**Supplied records**
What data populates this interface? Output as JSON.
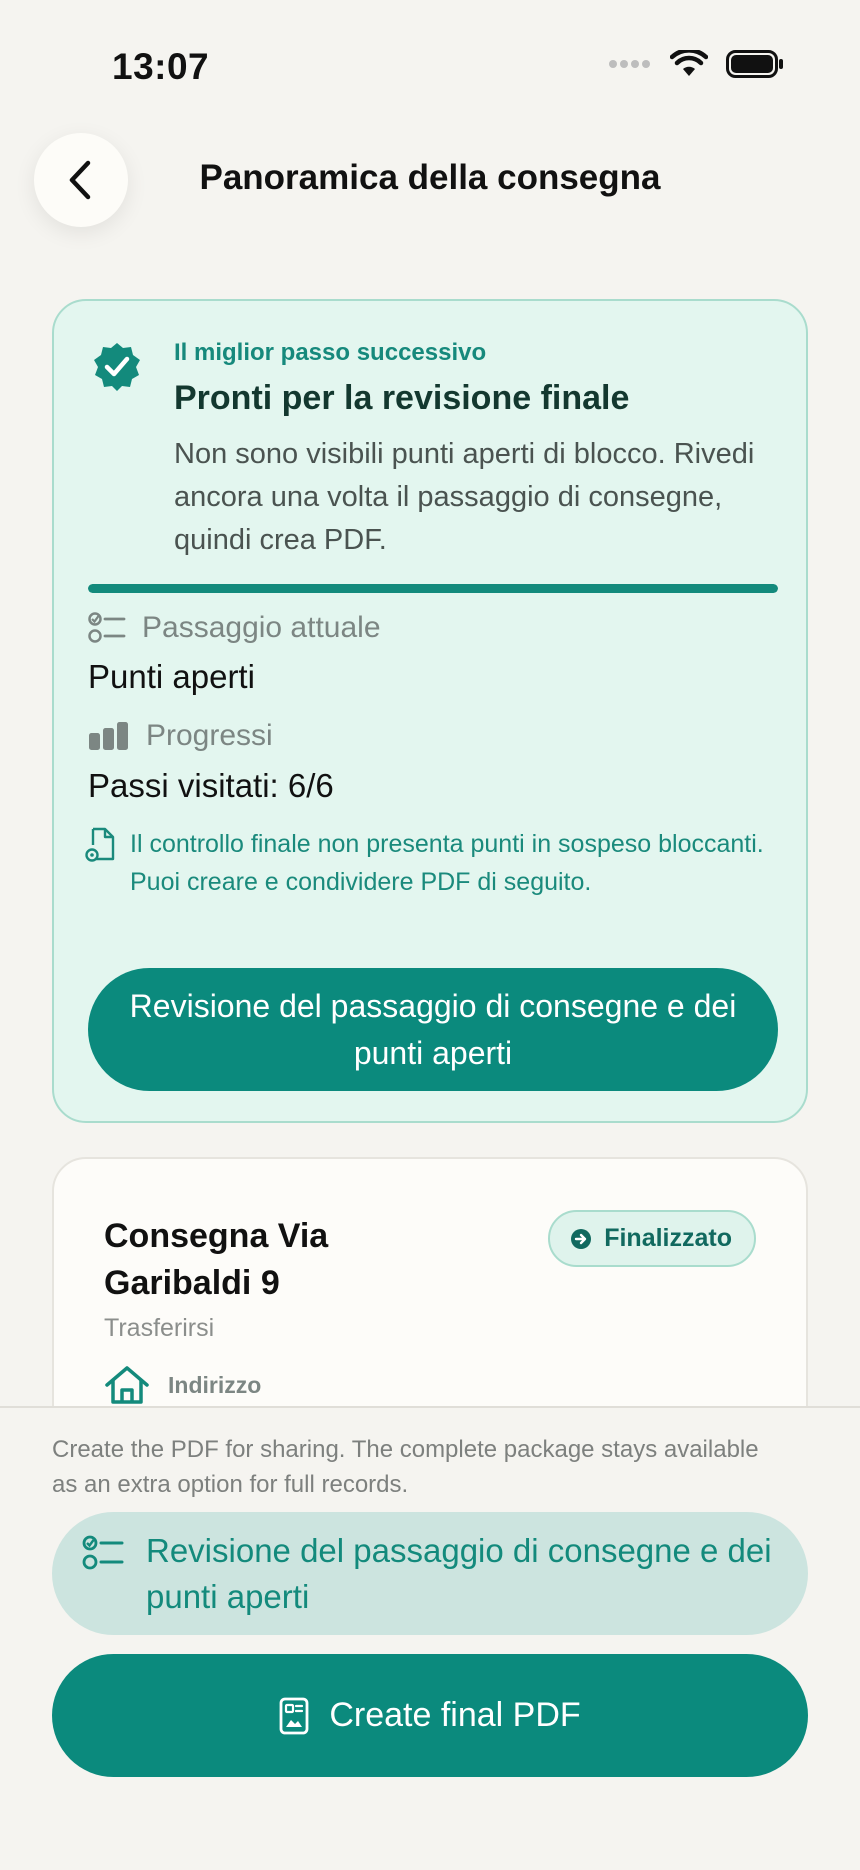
{
  "status_bar": {
    "time": "13:07"
  },
  "header": {
    "title": "Panoramica della consegna"
  },
  "next_step": {
    "eyebrow": "Il miglior passo successivo",
    "heading": "Pronti per la revisione finale",
    "description": "Non sono visibili punti aperti di blocco. Rivedi ancora una volta il passaggio di consegne, quindi crea PDF.",
    "progress_fraction": 1.0,
    "current_step_label": "Passaggio attuale",
    "current_step_value": "Punti aperti",
    "progress_label": "Progressi",
    "progress_value": "Passi visitati: 6/6",
    "info_text": "Il controllo finale non presenta punti in sospeso bloccanti. Puoi creare e condividere PDF di seguito.",
    "review_button": "Revisione del passaggio di consegne e dei punti aperti"
  },
  "delivery": {
    "title": "Consegna Via Garibaldi 9",
    "subtitle": "Trasferirsi",
    "status": "Finalizzato",
    "address_label": "Indirizzo"
  },
  "bottom": {
    "note": "Create the PDF for sharing. The complete package stays available as an extra option for full records.",
    "secondary_button": "Revisione del passaggio di consegne e dei punti aperti",
    "create_button": "Create final PDF"
  },
  "colors": {
    "accent": "#0b8a7d",
    "card_bg": "#e3f6ef",
    "background": "#f5f4f0"
  }
}
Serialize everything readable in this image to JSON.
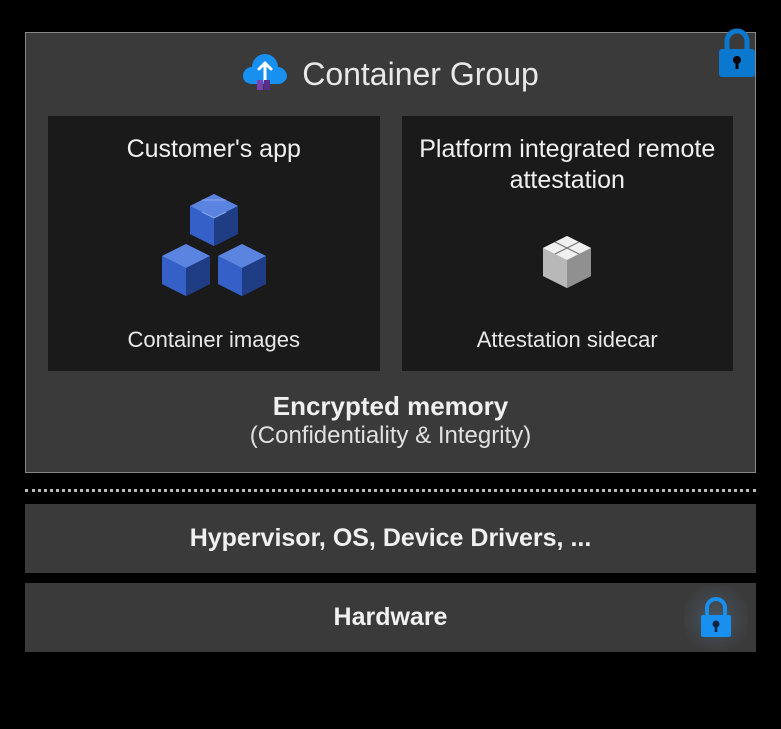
{
  "containerGroup": {
    "title": "Container Group",
    "customerApp": {
      "title": "Customer's app",
      "footer": "Container images"
    },
    "attestation": {
      "title": "Platform integrated remote attestation",
      "footer": "Attestation sidecar"
    },
    "encryptedMemory": {
      "title": "Encrypted memory",
      "subtitle": "(Confidentiality & Integrity)"
    }
  },
  "layers": {
    "hypervisor": "Hypervisor, OS, Device Drivers, ...",
    "hardware": "Hardware"
  },
  "colors": {
    "lockBlue": "#0b78d0",
    "boxBlue": "#3b6fd8"
  }
}
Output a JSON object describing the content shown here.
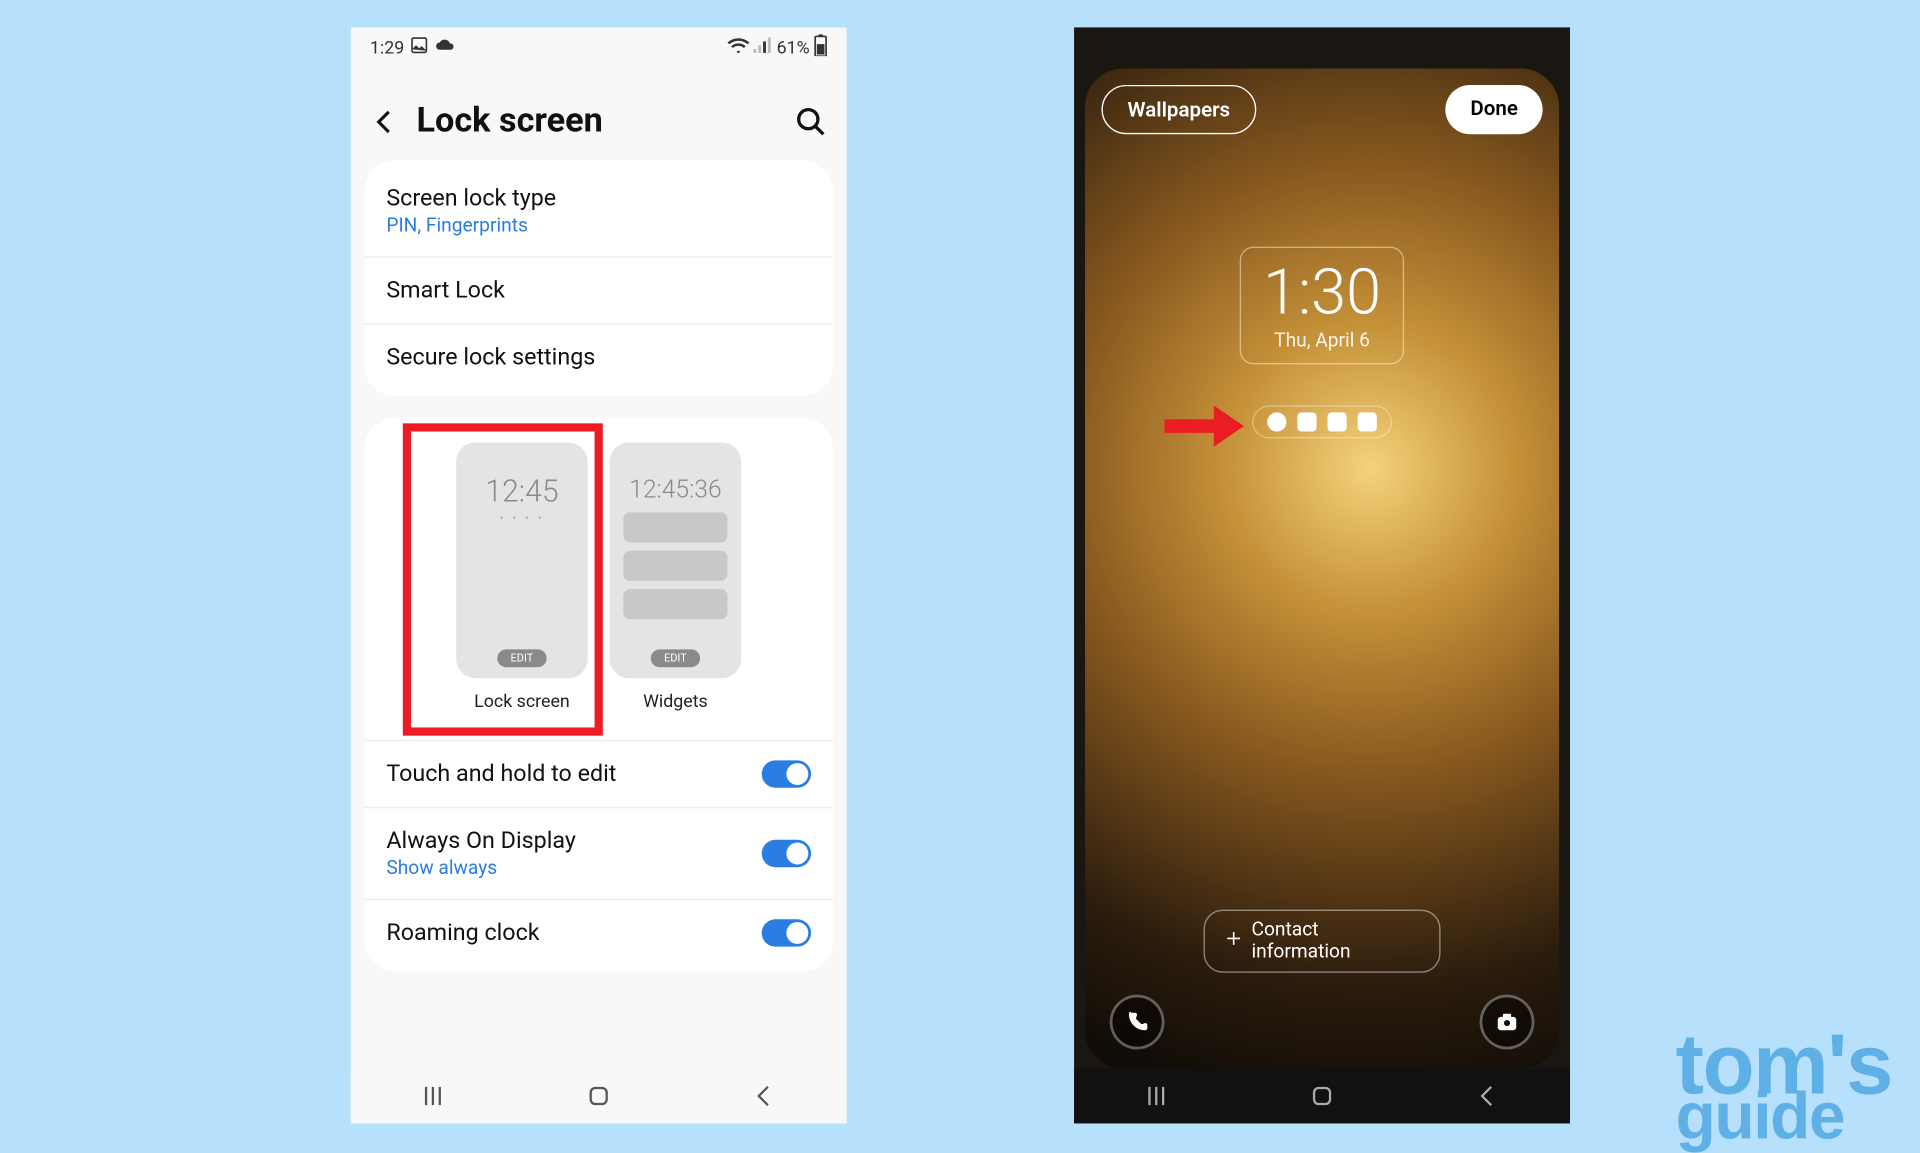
{
  "statusbar": {
    "time": "1:29",
    "battery": "61%"
  },
  "header": {
    "title": "Lock screen"
  },
  "card1": {
    "screen_lock_type": {
      "label": "Screen lock type",
      "sub": "PIN, Fingerprints"
    },
    "smart_lock": {
      "label": "Smart Lock"
    },
    "secure_lock": {
      "label": "Secure lock settings"
    }
  },
  "previews": {
    "lock": {
      "time": "12:45",
      "dots": "• • • •",
      "edit": "EDIT",
      "label": "Lock screen"
    },
    "widgets": {
      "time": "12:45:36",
      "edit": "EDIT",
      "label": "Widgets"
    }
  },
  "card3": {
    "touch_hold": {
      "label": "Touch and hold to edit"
    },
    "aod": {
      "label": "Always On Display",
      "sub": "Show always"
    },
    "roaming": {
      "label": "Roaming clock"
    }
  },
  "editor": {
    "wallpapers": "Wallpapers",
    "done": "Done",
    "clock_time": "1:30",
    "clock_date": "Thu, April 6",
    "contact_info": "Contact information"
  },
  "watermark": {
    "l1": "tom's",
    "l2": "guide"
  }
}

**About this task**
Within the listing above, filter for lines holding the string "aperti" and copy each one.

**Solution to this task**
    "description": "Non sono visibili punti aperti di blocco. Rivedi ancora una volta il passaggio di consegne, quindi crea PDF.",
    "current_step_value": "Punti aperti",
    "review_button": "Revisione del passaggio di consegne e dei punti aperti"
    "secondary_button": "Revisione del passaggio di consegne e dei punti aperti",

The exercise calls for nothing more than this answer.